She wants his book to stop the reoccurring cycle of men getting sent to war who are still innocent boys. She understands as a husband of a war veteran and as a mother of boys that war is a terrible part of society. The narrator even tells his sons in the novel not to get involved in “massacres” and that the hearing of massacres of people should never “fill them with satisfaction or glee” (24). Because the narrator has been through war and seen its atrocities, he does not want his sons ever to participate in the killing of people Using Mrs. O’Hare, the narrator’s sons and others;

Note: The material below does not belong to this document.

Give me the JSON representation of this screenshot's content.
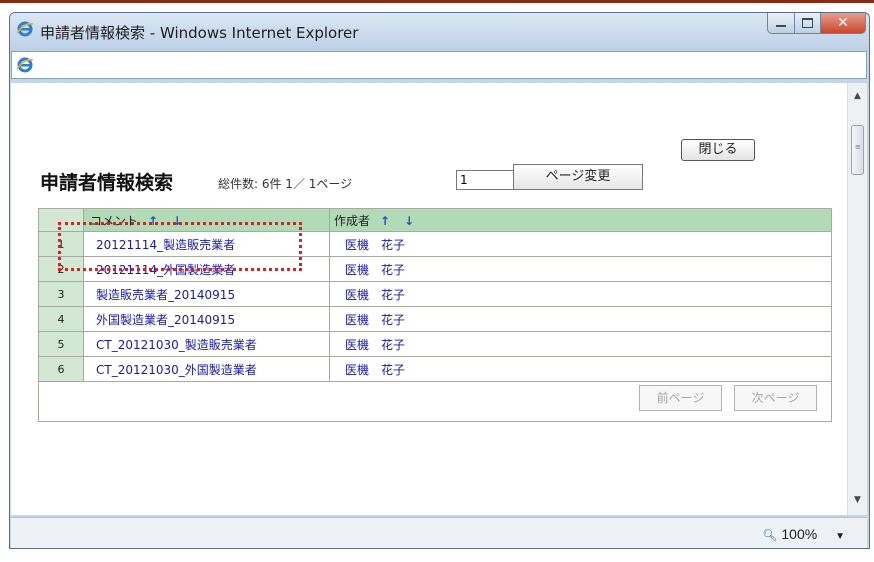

Although Hassan stands up for Amir every chance he gets, Amir stands back and watches Hassan get raped when Hassan was on a mission to get the losing kite for Amir. This is just one of many events where Amir does not step up for Hassan but Hassan will do anything for Amir at the same time. His search for redemption also brings about some major events in the book such as his return to Kabul for Sohrab(Hassan’s son) and his confrontation with Assef(raped Hassan). Baba says that a boy who doesn’t stand up for himself becomes a man who can’t stand up to anything. As a boy, Amir fails to stand up for himself.
The Kite Runner by Khaled Hosseini tells the story of Amir, and his struggle to move on from his past. He betrays his closest friend, and craves attention from a father that is not as honorable as he seems. In The Kite Runner, Hosseini suggests that memories often provide a foundation for one’s present day behavior. A clear demonstration of the crippling control that one’s past has is Khaled Hosseini’s use of the character, Amir. After betraying Hassan, and allowing the rape to take place, Amir is plagued by guilt.